Qualified Immunity

Prison Guard Who Hid While Inmate Raped a Nurse Cannot Be Sued, Federal Court Rules

The 7th Circuit said the guard is protected by qualified immunity.


A federal court has ruled that a prison guard who flouted protocol and unshackled an inmate, who then terrorized a local hospital, cannot be sued in connection with the incident.

Writing for a unanimous three-judge panel, Judge Frank H. Easterbrook of the U.S. Court of Appeals for the 7th Circuit Court ruled that while the officer, Shawn Loomis, is a "feckless coward," current case law has not "clearly established that permitting a prisoner to escape violates the Constitution." Loomis is thus protected by qualified immunity, a legal doctrine which effectively holds that public servants can only face civil suits if the conduct in question has explicitly been ruled unconstitutional in an earlier case.

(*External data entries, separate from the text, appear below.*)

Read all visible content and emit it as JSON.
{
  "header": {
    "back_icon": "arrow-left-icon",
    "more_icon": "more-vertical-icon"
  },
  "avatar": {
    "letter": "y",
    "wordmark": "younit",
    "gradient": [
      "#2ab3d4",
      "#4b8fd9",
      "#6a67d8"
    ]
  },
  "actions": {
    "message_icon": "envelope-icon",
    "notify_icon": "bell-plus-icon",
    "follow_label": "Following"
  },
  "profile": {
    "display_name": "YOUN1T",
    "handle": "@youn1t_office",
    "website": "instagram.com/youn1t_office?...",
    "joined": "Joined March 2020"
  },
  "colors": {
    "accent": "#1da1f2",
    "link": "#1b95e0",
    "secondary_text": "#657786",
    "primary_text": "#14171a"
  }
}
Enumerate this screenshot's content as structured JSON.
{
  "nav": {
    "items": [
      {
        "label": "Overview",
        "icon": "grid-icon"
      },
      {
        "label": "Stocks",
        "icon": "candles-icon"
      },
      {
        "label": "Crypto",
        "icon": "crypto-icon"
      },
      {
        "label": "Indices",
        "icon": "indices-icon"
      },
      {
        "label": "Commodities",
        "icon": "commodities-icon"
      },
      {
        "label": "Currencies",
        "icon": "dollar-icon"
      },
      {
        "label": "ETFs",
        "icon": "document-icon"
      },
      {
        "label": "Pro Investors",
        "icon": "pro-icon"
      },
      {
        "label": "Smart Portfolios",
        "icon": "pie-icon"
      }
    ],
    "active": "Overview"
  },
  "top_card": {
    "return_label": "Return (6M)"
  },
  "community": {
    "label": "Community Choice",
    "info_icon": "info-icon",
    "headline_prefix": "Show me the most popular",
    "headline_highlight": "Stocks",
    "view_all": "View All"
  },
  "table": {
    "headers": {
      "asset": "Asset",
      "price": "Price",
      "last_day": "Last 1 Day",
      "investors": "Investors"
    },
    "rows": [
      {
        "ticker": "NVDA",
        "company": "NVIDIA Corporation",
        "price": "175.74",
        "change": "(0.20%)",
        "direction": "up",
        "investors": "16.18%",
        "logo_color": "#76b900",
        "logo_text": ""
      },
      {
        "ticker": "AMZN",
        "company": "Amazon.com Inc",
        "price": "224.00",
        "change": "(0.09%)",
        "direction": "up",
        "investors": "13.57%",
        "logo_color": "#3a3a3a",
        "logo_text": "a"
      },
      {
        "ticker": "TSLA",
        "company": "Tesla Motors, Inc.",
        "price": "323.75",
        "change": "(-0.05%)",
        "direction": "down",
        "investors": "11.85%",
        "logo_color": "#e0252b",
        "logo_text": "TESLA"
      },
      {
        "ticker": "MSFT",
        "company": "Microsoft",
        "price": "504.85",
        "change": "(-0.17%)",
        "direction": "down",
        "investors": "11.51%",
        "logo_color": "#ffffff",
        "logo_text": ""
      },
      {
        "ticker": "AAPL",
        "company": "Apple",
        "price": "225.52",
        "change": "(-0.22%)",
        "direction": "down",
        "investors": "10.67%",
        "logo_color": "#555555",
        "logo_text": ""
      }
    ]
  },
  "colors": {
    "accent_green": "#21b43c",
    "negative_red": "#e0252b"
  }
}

On May 8, 2017, Tywon Salters, an inmate at the Kane County Jail, drank hydrogen peroxide and ate a jail-issued sandal in an apparent suicide attempt. He was then transferred to the Delnor Community Hospital and put under Loomis's supervision. Loomis unshackled Salters on multiple occasions, leaving him unsupervised and allowing him to walk around the hospital without restriction. On May 13, during one such instance, Loomis removed Salters's restraints for at least 30 minutes; the inmate then stole Loomis's handgun, which was not holstered. Loomis failed to subdue Salters, and did not alert hospital security personnel of the situation. Instead, Loomis ran and hid in a closet.

Salters then forced a nurse to remove her clothes so he could put them on. He then took another nurse to a hospital decontamination room, where he raped her at gunpoint. After a standoff with a SWAT team, Salters was shot and killed.

Victoria Weiland and Deanna Chrones, who were patients at the hospital at the time of the incident, sued Loomis, arguing that they have suffered post-traumatic stress and anxiety as a result of Loomis' negligence. The U.S. District Court for the Northern District of Illinois, Eastern Division, sided with Weiland and Chrones.

Last month, the 7th Circuit overturned that ruling. In his opinion, Judge Easterbrook rejected Weiland and Chrones' claims that Loomis violated their 14th Amendment rights, observing that "the Due Process Clause generally does not condemn official negligence."

But the bulk of Judge Easterbrook's opinion centered on whether or not Loomis should enjoy qualified immunity. At the heart of the matter is a 7th Circuit precedent known as DeShaney v. Winnebago County Department of Social Services (1988), in which the mother of a four-year-old boy sued the government for failing to remove him from his father's custody. Joshua DeShaney, the child, was rendered mentally retarded after he was repeatedly beaten by his dad. In that case, the 7th Circuit ruled that the government is not required to shield people from private actors.

Yet under the "state-created danger exception," a principle affirmed by the 7th Circuit in Wilson-Trattner v. Campbell (2017), civil servants can be held liable for actively increasing the danger the public faces. That's the principle that led the district court to rule that Loomis should not be granted qualified immunity. According to Judge Amy J. St. Eve, the women suing the prison guard "sufficiently alleged that Defendant Loomis' affirmative actions propelled them into a danger that they would not have otherwise faced" when he carelessly released Salters from restraints, and made no effort to stop his attack.

This is too general, ruled Judge Easterbrook, who countered that qualified immunity must be granted unless constitutional rights have been "defined with specificity." He noted that "other litigants have argued that the Constitution requires guards to prevent escapes," but "every appellate court that has considered the possibility has rejected it as incompatible with DeShaney."

"The search is for an appropriate level of generality, not the most particular conceivable level," Easterbrook wrote. "And the level of generality is appropriate when it establishes the rule in a way that tells a public employee what the Constitution requires in the situation that employee faces."

The 7th Circuit's decision highlights the cyclical nature of qualified immunity, in that it requires near-identical precedent in order to hold civil servants accountable.